15 Moscow Landmarks – Part 6
by Leslie Hossack
Ukraine Pavilion, Moscow 2012
Main Entrance, Gorky Park, Moscow 2012
© Leslie Hossack
The Ukraine Pavilion, now Pavilion 58 at the All Russia Exhibition Centre, was originally constructed in 1938-39 for the All Union Agricultural Exhibition. Today, this massive exhibition space is still home to flamboyant pavilions from the 1930s that were designed to showcase various regions of the Soviet Union. The exhibition site, with its many historic pavilions, is a lasting example of Stalin’s architectural propaganda.
Gorky Park, the Central Park of Culture and Leisure dating back to 1928, was designed by Soviet constructivist architect Konstantin Melnikov. The Entrance Arch shown above was constructed in 1955; it is an impressive example of Stalinist classicism. Adorned with wreaths, stars, hammers and sickles, the arch is topped with the head of Lenin surrounded by flags.
The Moscow Photographs, a collection of limited edition fine art prints by Leslie Hossack, examine Joseph Stalin’s architectural legacy in Russia’s capital. The structures are linked to Stalin by era, architect and anecdote. Hossack painstakingly deconstructs these historic landmarks, revealing them as they appeared when the architects first put their designs on paper.
The Moscow Photographs include: Luzhniki Stadium, Moscow’s 1980 Olympic Stadium; the Small Arena and Swimming Stadium also located at the Luzhniki Olympic Sports Complex; Lenin’s Tomb and Saint Basil’s Cathedral in Red Square; Bolshoi Theatre and Red Army Theatre; Moscow City Hall and Dinamo Metro Station; Gorky Park and Ukraine Pavilion; Lubyanka Building and Moskva Hotel; Russian White House and Kotelnicheskaya Apartment Building, one of Stalin’s high-rises known as the Seven Sisters.

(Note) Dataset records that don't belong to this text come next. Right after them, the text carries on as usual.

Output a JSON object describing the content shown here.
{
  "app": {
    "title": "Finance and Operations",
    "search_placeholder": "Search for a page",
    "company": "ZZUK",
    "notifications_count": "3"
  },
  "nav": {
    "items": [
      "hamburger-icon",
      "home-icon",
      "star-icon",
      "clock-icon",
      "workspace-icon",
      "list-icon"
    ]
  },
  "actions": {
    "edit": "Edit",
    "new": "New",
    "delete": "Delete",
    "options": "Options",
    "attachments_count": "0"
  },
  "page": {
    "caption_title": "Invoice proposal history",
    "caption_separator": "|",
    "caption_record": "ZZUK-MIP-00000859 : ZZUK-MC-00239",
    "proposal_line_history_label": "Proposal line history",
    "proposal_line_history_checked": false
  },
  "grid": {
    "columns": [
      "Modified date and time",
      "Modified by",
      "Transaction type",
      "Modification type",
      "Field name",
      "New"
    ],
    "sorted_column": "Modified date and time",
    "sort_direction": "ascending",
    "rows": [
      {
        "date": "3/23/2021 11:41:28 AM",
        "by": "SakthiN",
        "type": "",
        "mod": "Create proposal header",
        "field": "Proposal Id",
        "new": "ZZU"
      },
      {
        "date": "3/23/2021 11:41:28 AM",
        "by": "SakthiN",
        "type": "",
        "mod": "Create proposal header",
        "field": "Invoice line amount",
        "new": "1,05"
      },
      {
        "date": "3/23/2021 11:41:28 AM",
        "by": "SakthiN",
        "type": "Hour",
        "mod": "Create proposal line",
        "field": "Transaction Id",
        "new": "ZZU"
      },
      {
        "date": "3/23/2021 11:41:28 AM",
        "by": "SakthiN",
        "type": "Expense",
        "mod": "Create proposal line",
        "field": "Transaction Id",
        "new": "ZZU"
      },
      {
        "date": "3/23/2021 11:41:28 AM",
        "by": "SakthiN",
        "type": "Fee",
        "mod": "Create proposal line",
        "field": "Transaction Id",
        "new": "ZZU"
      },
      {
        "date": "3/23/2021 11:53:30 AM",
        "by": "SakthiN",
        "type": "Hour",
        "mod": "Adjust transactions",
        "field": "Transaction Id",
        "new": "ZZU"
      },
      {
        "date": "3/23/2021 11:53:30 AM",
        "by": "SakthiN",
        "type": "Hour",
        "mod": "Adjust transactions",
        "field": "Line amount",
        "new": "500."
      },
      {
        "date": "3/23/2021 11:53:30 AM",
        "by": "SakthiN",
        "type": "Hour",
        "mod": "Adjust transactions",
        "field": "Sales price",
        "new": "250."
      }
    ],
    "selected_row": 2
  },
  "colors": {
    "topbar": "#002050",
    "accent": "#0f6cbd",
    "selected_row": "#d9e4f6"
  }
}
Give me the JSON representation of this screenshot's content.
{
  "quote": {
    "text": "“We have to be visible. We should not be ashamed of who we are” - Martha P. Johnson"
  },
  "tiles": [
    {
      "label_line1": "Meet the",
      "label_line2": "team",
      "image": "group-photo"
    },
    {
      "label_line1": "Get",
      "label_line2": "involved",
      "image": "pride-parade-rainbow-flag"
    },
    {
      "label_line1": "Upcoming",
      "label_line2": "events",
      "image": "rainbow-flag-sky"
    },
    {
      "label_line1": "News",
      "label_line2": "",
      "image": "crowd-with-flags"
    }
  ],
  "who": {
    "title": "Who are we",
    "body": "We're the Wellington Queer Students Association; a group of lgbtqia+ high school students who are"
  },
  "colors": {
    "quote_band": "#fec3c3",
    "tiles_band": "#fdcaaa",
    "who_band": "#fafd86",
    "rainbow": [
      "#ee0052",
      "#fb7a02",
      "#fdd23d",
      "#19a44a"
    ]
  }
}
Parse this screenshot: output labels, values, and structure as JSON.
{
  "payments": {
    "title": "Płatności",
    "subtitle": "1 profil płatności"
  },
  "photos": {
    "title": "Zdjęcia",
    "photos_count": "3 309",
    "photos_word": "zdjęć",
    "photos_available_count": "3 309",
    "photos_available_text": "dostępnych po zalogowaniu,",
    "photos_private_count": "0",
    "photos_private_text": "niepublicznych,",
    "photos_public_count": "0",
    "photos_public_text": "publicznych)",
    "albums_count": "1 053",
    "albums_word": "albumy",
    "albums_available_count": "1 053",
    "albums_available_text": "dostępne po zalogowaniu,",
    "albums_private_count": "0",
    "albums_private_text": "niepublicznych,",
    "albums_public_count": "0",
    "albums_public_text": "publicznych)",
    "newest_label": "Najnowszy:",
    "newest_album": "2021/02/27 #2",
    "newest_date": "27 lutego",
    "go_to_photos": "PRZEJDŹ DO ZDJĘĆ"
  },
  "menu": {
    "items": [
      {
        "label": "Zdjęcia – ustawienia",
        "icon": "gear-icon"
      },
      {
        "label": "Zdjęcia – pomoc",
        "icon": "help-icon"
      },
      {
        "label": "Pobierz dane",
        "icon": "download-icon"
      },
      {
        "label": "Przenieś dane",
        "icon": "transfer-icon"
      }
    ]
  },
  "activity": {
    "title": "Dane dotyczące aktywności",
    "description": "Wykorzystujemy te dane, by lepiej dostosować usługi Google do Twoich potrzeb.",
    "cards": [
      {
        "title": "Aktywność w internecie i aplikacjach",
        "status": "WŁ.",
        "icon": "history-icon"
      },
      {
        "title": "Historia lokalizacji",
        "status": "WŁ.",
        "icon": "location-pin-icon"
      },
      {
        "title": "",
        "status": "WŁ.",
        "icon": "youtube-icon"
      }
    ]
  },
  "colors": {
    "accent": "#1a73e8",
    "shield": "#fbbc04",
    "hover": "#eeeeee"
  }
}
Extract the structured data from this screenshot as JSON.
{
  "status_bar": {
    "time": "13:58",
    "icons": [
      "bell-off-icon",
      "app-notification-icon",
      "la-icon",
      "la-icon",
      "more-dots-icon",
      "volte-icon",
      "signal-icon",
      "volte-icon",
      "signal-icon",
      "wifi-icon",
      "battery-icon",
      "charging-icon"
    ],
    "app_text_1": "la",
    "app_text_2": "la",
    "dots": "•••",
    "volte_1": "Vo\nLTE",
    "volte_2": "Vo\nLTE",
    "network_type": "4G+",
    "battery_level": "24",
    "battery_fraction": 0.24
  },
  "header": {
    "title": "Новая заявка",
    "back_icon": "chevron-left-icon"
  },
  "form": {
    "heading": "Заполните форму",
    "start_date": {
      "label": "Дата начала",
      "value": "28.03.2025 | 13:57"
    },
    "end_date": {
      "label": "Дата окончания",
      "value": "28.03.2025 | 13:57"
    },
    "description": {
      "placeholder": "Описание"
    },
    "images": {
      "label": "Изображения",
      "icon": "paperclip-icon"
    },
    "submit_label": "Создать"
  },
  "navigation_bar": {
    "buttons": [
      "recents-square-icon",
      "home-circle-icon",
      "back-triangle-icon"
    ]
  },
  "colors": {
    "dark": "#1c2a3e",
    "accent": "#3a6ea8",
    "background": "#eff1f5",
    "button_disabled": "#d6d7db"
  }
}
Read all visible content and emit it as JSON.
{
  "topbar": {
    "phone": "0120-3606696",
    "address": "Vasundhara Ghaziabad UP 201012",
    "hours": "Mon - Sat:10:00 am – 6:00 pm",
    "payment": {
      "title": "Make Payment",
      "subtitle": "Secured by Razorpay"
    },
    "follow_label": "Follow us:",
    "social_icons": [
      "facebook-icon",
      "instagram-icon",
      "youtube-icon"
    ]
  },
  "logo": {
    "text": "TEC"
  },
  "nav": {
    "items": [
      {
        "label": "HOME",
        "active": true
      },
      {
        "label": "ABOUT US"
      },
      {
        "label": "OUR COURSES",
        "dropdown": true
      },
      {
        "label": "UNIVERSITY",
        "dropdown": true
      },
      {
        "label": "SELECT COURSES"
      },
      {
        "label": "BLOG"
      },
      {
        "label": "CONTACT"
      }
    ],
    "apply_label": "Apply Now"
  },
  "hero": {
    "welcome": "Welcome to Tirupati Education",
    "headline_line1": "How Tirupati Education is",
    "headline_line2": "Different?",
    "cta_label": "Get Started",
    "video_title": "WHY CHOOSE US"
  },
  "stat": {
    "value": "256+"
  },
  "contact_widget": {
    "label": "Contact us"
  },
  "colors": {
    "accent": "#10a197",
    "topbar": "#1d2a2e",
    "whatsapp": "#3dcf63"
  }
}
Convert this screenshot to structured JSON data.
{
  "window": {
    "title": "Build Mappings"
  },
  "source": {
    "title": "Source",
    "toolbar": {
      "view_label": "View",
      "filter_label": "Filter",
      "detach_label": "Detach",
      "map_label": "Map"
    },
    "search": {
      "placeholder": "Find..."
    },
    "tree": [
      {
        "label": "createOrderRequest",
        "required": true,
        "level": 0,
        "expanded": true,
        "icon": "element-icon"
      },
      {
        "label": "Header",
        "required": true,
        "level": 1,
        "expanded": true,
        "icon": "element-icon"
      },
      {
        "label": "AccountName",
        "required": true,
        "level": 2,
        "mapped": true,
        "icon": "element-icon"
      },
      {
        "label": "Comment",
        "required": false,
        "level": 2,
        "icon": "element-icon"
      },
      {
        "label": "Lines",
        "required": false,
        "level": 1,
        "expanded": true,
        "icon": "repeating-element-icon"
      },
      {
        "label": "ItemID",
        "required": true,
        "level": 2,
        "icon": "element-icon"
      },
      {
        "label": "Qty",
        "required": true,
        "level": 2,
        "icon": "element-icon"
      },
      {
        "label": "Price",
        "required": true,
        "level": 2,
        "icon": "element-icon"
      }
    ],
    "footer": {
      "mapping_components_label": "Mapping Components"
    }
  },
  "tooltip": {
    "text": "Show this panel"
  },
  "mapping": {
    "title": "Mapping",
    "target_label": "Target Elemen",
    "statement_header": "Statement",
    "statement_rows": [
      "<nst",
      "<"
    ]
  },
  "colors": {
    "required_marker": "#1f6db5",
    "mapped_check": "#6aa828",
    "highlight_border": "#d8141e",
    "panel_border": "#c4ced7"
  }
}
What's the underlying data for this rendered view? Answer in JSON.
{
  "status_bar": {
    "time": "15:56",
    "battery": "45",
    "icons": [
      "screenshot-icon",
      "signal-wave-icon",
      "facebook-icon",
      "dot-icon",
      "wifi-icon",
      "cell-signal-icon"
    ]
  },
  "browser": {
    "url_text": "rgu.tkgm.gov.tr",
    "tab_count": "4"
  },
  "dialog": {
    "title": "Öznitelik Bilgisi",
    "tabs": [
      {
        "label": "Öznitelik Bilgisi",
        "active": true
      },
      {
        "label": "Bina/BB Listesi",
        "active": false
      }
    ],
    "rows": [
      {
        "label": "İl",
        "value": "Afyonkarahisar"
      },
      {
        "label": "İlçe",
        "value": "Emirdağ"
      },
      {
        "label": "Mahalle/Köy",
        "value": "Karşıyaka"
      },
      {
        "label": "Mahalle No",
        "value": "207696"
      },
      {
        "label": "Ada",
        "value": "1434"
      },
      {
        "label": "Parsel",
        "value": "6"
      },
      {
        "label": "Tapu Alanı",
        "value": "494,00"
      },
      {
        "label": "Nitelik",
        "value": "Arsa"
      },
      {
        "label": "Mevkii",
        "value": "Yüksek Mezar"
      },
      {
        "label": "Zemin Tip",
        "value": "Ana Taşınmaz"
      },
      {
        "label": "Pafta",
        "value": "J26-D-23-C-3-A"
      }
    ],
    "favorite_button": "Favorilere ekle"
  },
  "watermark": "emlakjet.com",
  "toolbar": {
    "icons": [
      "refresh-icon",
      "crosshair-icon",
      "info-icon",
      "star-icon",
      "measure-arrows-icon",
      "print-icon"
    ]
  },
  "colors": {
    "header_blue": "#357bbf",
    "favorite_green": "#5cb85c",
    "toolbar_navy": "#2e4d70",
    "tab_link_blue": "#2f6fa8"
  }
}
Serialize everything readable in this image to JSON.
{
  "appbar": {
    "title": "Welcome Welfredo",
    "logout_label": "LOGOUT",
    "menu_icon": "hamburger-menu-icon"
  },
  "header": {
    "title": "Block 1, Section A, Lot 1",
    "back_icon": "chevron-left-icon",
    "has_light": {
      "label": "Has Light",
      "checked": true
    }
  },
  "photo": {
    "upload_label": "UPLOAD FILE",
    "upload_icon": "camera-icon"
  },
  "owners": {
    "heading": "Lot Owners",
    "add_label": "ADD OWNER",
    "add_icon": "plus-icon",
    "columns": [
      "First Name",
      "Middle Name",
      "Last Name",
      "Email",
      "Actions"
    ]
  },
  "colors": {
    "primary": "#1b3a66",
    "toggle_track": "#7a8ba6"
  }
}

These images are part of Leslie Hossack’s larger body of work that explores Nazi architecture in Berlin, sacred sites in Jerusalem and a Cold War bunker in Ottawa. To view more images, please visit her website. lesliehossack.com